Book by Doug Wright, Music by Scott Frankel, Lyrics by Michael Korie
Walter Kerr Theatre, New York
In 1973, the American tabloid press, desperate for some scandal to write about, discovered that an aunt and cousin of shipping tycoon Aristotle Onassis' wife Jackie (perhaps better known as Jacqueline Kennedy, widow of JFK) were living in squalor and dirt, doing little but fighting each other and loving their multiplicity of cats.
The basis for Grey Gardens could therefore hardly be thinner. The first half is like a marginally rewritten version of The Philadelphia Story set in 1941. Then when the audience returns after their interval drinks, they are dropped into what feels like an episode of The Addams Family.
Michael Greif's production is held together by Christine Ebersole, who gives not one but two tremendous performances. Before the interval she plays society matron Edith Bouvier Beale, a lady who enjoys the high life in an aristocratic society that hardly notices a war raging in Europe. After the break, she becomes her own daughter, Edie, dressed hideously and on the verge of madness.
Following a brief sight of what is to come, Allen Moyer's lavish and extremely expensive set opens out to reveal one of the many living rooms at the massive Beale mansion in East Hampton, Long Island.
There, pretty blonde Edie (Body Beautiful) Beale played by Erin Davie has woken on the morning of her marriage to Joseph Patrick Kennedy. Her intended is a young man who is already being groomed to become the first Catholic president of the USA. Matt Cavenaugh makes him handsome enough but the drive and intelligence of someone whose brother eventually fulfilled his Presidential destiny after Joseph's early death in the war are not too apparent.
The only blights on the horizon are the absence of the bride's philandering father and the desire of her mother to steal the limelight. Miss Ebersole does this anyway, with her attractive singing voice and as a wise-cracking comedienne whose sense of humour changes but entertains in both milieus.
In the background, not only do we see sad, piano-playing Gould (Bob Stillman) playing a long-vanished type, the perennial house guest longing to return to a louche life in the clubs of New York, but also, as a reminder of why this show exists, young Jackie Bouvier (Sarah Hyland) and her tiny sister Lee (Kelsey Fowler).
The parents scupper the wedding, Edith by tittle-tattling maliciously about her daughter's unsuitability to be a politician's wife and her absent husband by seeking a Mexican divorce.
Roll on 32 years and Grey Gardens lives up to its name.
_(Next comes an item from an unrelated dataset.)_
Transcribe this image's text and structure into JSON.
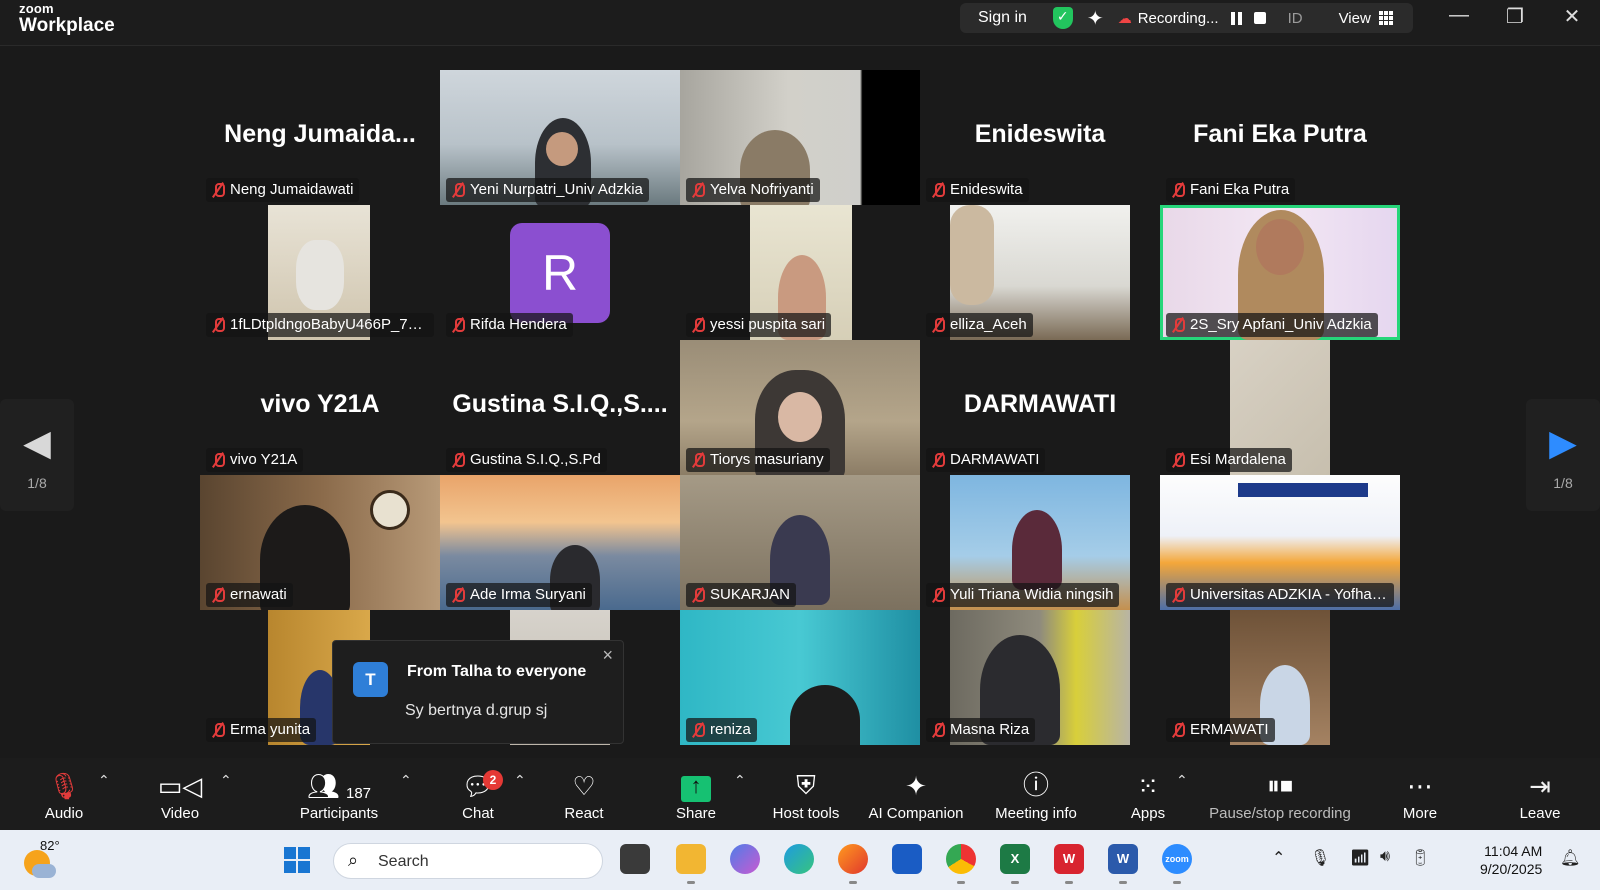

The two women exist together reliving their intimate love-hate relationship, too similar to get on or part. Now, Miss Ebersole portrays Edie, for whom a glittering life is still a dream but an impossible one. Her mother is now played by the powerful Mary Louise Wilson. The pair embarrassingly fight over the 17 year old pest control man and survive on memories.
The music contains some memorable tunes, particularly The Girl Who has Everything, beautifully sung by the star, which repeats throughout, and Daddy's Girl, without being wildly exciting.
The story, written by Doug Wright who had a hit with the even quirkier I Am My Own Wife, is at its best as embittered Edie gets extreme towards the end. This is not obvious subject matter for a Broadway musical but is carried by Christine Ebersole's tremendous stage presence, well supported by the remainder of the small cast.
Reviewer: Philip Fisher